A fingernail is produced by living skin cells in the finger. Fingernails and toenails are made of a tough protective protein called alpha-keratin which is a polymer and found in the hooves, hair, claws and horns of vertebrates.
The fingernails grow two to three times faster than toenails. A finger replaces itself in about six months while the toenails takes a year. According to a study performed at the University of North Carolina, fingernails, on average, grow 3.47 mm a month. Toenails, on the other hand (or foot, rather), grow only 1.62 mm per month. Why fingernails are a speedier bunch, however, remains something of a mystery.

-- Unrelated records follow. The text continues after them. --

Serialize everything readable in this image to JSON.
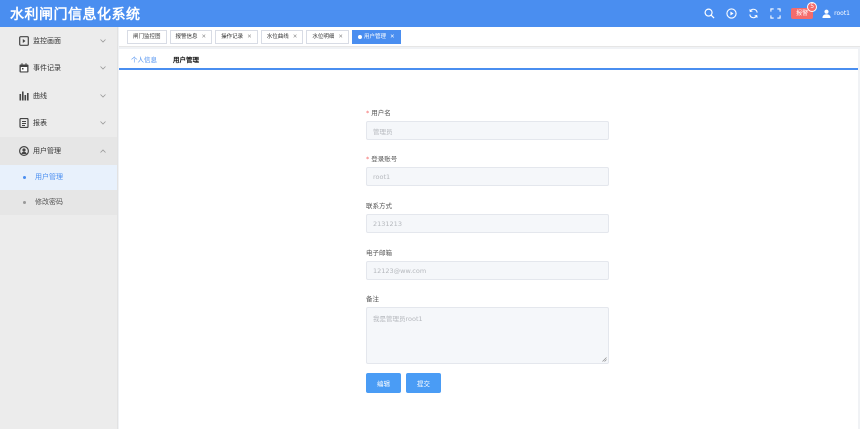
{
  "app": {
    "title": "水利闸门信息化系统"
  },
  "header": {
    "alarm_label": "报警",
    "alarm_count": "5",
    "username": "root1"
  },
  "sidebar": {
    "items": [
      {
        "label": "监控画面",
        "icon": "monitor-icon"
      },
      {
        "label": "事件记录",
        "icon": "calendar-icon"
      },
      {
        "label": "曲线",
        "icon": "bar-chart-icon"
      },
      {
        "label": "报表",
        "icon": "report-icon"
      },
      {
        "label": "用户管理",
        "icon": "user-manage-icon"
      }
    ],
    "sub_items": [
      {
        "label": "用户管理",
        "active": true
      },
      {
        "label": "修改密码",
        "active": false
      }
    ]
  },
  "tabs": [
    {
      "label": "闸门监控图",
      "closable": false
    },
    {
      "label": "报警信息",
      "closable": true
    },
    {
      "label": "操作记录",
      "closable": true
    },
    {
      "label": "水位曲线",
      "closable": true
    },
    {
      "label": "水位明细",
      "closable": true
    },
    {
      "label": "用户管理",
      "closable": true,
      "active": true
    }
  ],
  "subtabs": {
    "personal": "个人信息",
    "users": "用户管理"
  },
  "form": {
    "username": {
      "label": "用户名",
      "placeholder": "管理员",
      "required": true
    },
    "account": {
      "label": "登录账号",
      "placeholder": "root1",
      "required": true
    },
    "phone": {
      "label": "联系方式",
      "placeholder": "2131213",
      "required": false
    },
    "email": {
      "label": "电子邮箱",
      "placeholder": "12123@ww.com",
      "required": false
    },
    "remark": {
      "label": "备注",
      "placeholder": "我是管理员root1",
      "required": false
    },
    "edit_label": "编辑",
    "submit_label": "提交"
  },
  "colors": {
    "primary": "#4a8ef0",
    "alarm": "#f56c6c",
    "button": "#4a9cf5"
  }
}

Your body assumes your fingernails are being worn down by the constant use of your fingers from scratching, typing, picking your nose so it calls for speedier growth to make up the difference. Meanwhile, your toenails are safe and sound in the comfort of your shoes.
The second theory suggests that the rate of nail growth corresponds directly with the amount of blood flowing through the digit. Since your hands are closer to the heart than your feet are, more blood is flowing through your fingers than through your toes. Thus, longer fingernails. These theorists also point out that nails in general grow slower in cold weather, when blood flow would be restricted.